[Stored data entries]
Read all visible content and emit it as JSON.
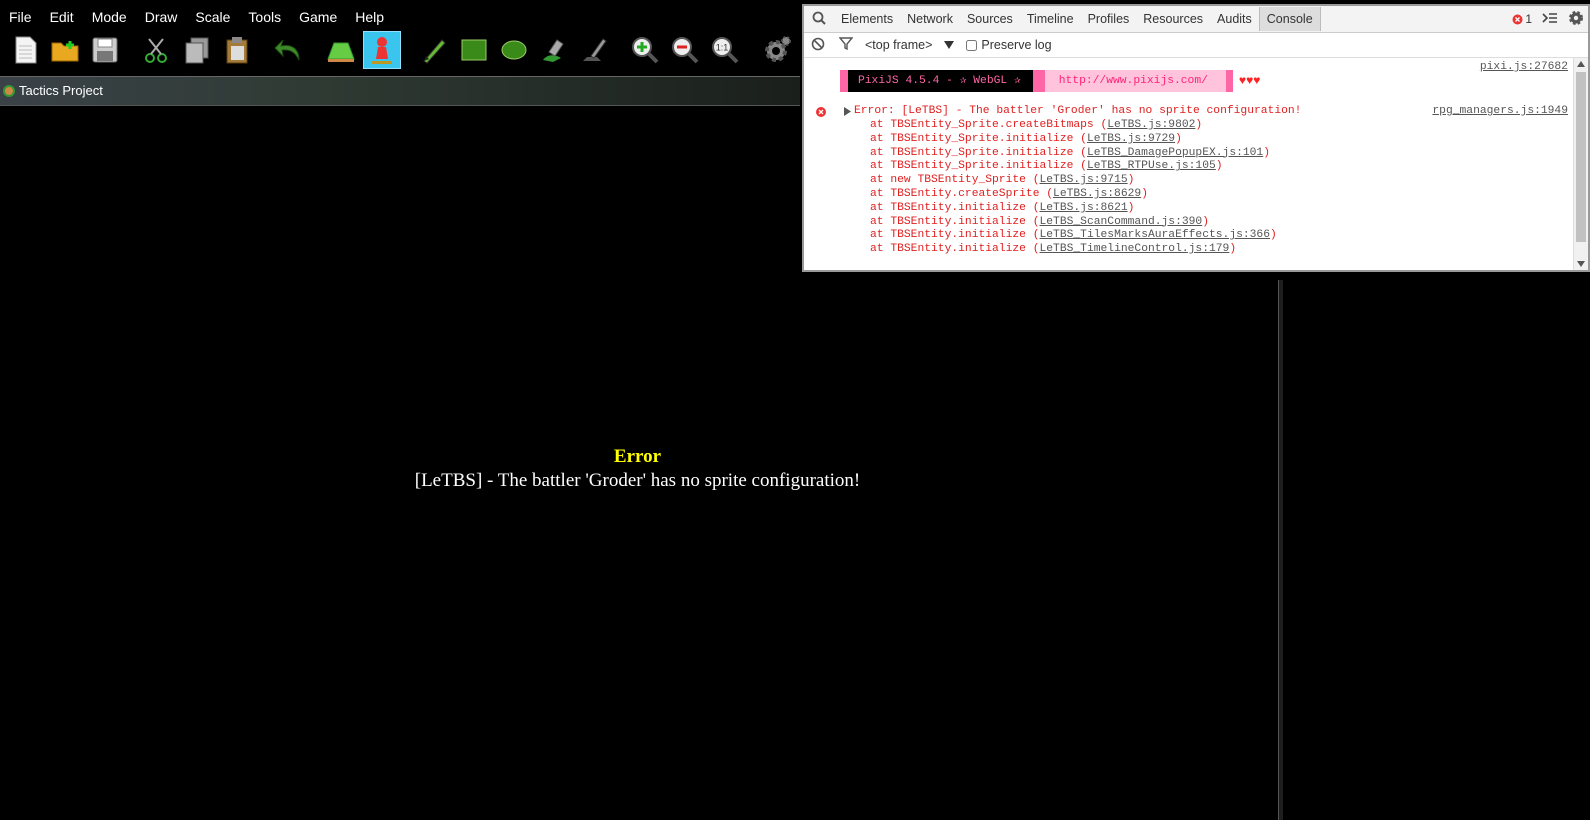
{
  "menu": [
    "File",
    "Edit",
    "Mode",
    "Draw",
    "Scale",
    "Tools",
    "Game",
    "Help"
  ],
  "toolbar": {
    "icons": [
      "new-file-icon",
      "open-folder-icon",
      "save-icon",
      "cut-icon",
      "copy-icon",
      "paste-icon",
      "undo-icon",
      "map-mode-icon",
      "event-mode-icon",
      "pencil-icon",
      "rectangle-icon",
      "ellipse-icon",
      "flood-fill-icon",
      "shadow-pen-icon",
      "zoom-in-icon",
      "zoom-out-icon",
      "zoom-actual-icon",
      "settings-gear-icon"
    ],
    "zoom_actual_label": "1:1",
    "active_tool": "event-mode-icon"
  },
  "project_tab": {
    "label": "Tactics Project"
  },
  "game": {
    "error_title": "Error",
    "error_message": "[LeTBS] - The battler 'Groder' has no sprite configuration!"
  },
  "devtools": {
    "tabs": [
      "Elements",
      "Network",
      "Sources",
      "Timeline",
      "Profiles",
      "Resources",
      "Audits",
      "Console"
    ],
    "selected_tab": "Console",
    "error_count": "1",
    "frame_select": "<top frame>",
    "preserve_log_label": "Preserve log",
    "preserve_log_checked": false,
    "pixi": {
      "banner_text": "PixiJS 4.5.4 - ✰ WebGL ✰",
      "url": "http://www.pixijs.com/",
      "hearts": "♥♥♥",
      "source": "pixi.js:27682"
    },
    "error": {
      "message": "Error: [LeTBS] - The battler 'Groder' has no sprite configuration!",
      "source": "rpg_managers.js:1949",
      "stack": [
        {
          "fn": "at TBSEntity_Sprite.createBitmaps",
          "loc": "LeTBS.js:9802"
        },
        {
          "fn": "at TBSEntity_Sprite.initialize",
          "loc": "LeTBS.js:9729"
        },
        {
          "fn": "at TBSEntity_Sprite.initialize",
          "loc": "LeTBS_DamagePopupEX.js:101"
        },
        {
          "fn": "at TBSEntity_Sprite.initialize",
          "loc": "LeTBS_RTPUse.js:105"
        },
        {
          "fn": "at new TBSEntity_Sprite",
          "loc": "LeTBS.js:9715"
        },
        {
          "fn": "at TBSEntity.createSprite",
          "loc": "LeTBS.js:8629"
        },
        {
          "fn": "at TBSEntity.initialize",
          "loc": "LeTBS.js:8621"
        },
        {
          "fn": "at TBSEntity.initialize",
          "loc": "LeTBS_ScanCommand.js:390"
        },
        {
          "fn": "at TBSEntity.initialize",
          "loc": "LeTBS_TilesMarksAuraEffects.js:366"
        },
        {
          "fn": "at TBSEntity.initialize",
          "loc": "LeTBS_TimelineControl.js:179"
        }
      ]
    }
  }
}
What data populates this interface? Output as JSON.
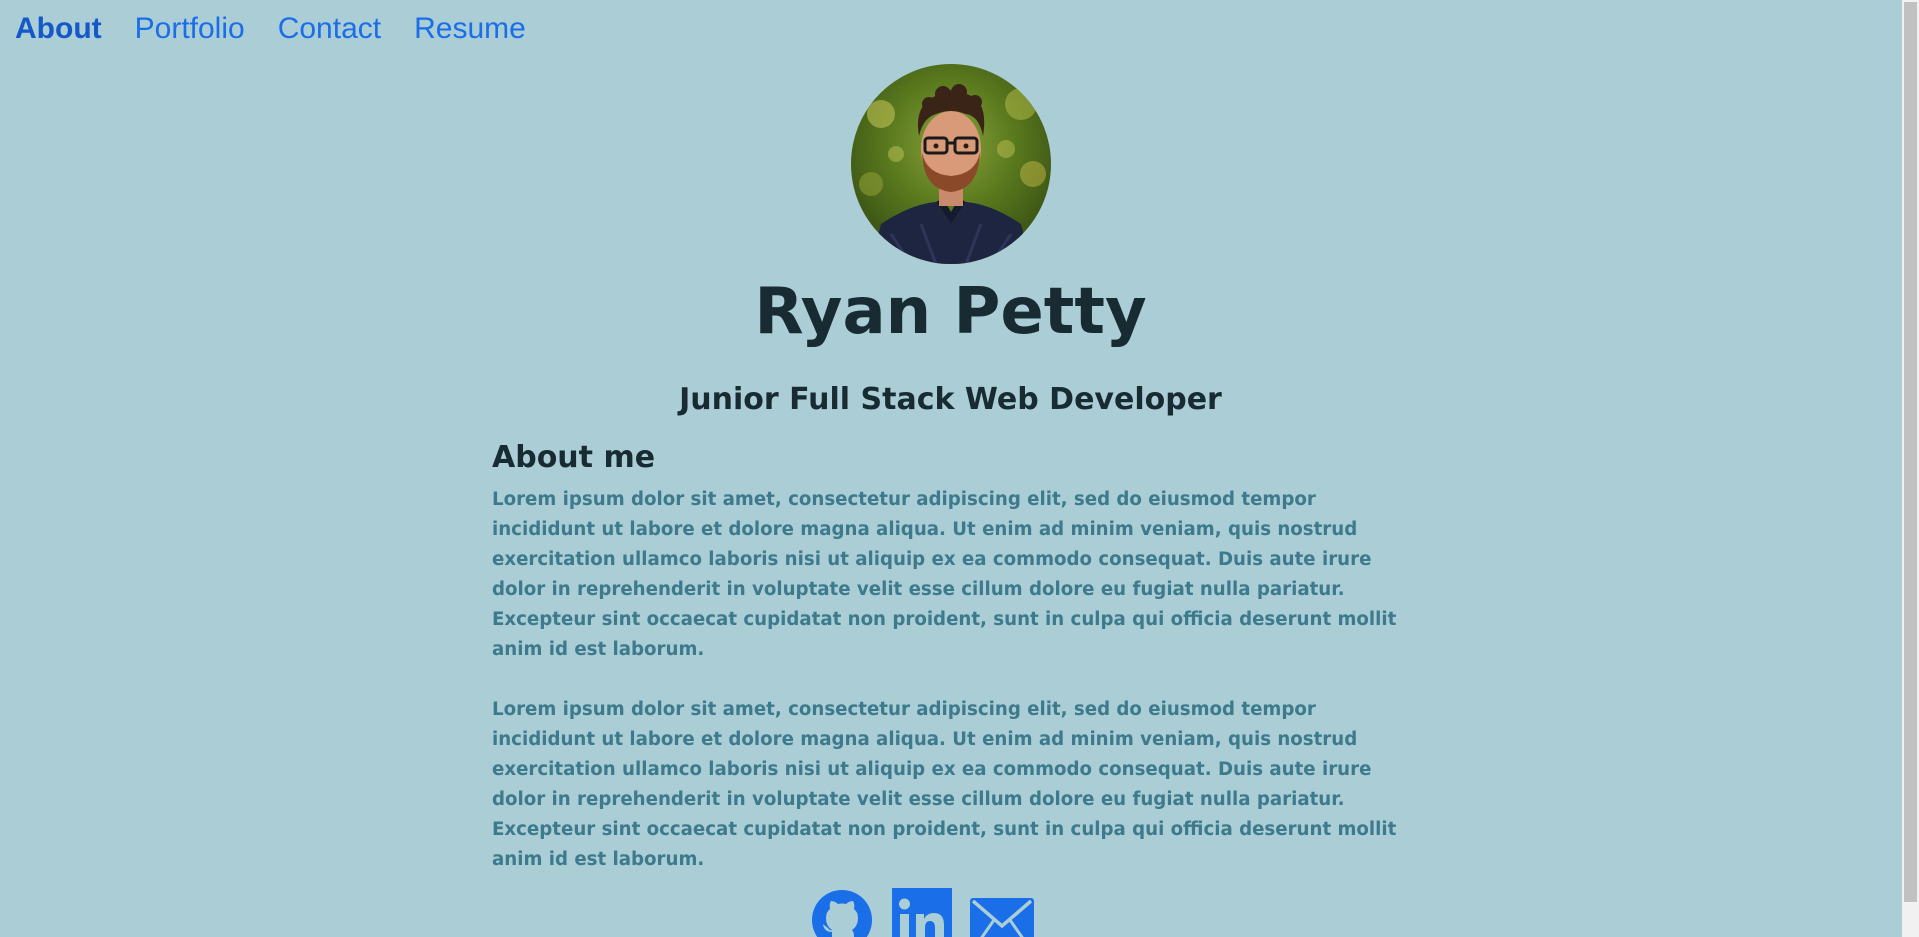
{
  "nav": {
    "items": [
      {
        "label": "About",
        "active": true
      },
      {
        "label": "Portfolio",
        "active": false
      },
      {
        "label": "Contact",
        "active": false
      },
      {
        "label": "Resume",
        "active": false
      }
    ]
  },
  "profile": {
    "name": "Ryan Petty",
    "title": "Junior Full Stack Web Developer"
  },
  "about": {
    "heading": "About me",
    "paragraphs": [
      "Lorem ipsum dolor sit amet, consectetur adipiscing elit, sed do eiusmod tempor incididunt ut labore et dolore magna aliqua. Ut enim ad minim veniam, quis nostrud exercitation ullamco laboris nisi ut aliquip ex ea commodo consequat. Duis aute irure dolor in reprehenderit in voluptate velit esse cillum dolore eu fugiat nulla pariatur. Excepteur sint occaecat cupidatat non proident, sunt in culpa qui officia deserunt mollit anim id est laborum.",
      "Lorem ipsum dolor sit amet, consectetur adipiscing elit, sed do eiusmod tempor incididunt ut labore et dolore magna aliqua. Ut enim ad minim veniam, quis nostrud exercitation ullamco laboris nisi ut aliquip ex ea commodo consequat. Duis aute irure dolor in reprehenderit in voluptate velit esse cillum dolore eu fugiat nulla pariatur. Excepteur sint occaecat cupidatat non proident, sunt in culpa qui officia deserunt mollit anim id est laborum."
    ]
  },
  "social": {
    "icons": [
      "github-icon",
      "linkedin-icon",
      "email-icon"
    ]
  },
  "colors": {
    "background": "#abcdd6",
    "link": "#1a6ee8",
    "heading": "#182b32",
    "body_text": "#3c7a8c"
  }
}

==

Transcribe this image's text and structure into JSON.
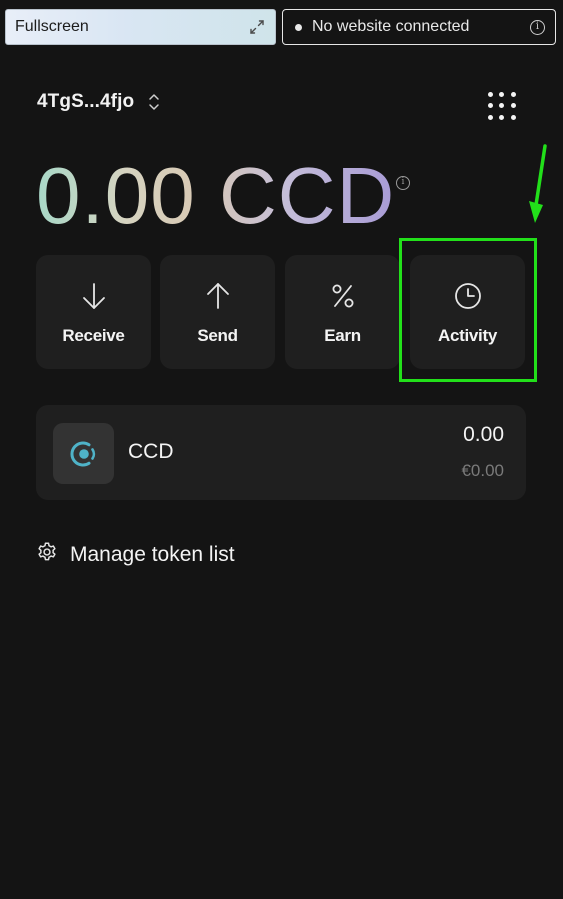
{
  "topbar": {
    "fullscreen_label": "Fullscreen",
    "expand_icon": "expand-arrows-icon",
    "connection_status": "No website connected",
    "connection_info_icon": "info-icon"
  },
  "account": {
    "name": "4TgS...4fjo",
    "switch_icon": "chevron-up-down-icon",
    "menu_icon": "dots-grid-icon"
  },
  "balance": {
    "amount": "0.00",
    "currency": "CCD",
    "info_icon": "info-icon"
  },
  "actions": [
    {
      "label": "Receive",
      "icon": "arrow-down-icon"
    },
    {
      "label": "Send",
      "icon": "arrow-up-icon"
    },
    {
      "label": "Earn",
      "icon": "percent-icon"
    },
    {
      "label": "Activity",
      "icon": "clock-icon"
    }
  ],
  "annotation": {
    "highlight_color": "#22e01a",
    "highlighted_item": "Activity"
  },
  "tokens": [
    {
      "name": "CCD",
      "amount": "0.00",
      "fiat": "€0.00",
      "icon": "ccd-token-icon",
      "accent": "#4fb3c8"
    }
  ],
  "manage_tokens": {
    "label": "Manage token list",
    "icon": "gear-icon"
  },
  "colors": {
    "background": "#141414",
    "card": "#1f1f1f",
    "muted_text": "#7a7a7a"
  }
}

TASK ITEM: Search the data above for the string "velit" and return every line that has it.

WRITTEN RESPONSE:
      "Lorem ipsum dolor sit amet, consectetur adipiscing elit, sed do eiusmod tempor incididunt ut labore et dolore magna aliqua. Ut enim ad minim veniam, quis nostrud exercitation ullamco laboris nisi ut aliquip ex ea commodo consequat. Duis aute irure dolor in reprehenderit in voluptate velit esse cillum dolore eu fugiat nulla pariatur. Excepteur sint occaecat cupidatat non proident, sunt in culpa qui officia deserunt mollit anim id est laborum.",
      "Lorem ipsum dolor sit amet, consectetur adipiscing elit, sed do eiusmod tempor incididunt ut labore et dolore magna aliqua. Ut enim ad minim veniam, quis nostrud exercitation ullamco laboris nisi ut aliquip ex ea commodo consequat. Duis aute irure dolor in reprehenderit in voluptate velit esse cillum dolore eu fugiat nulla pariatur. Excepteur sint occaecat cupidatat non proident, sunt in culpa qui officia deserunt mollit anim id est laborum."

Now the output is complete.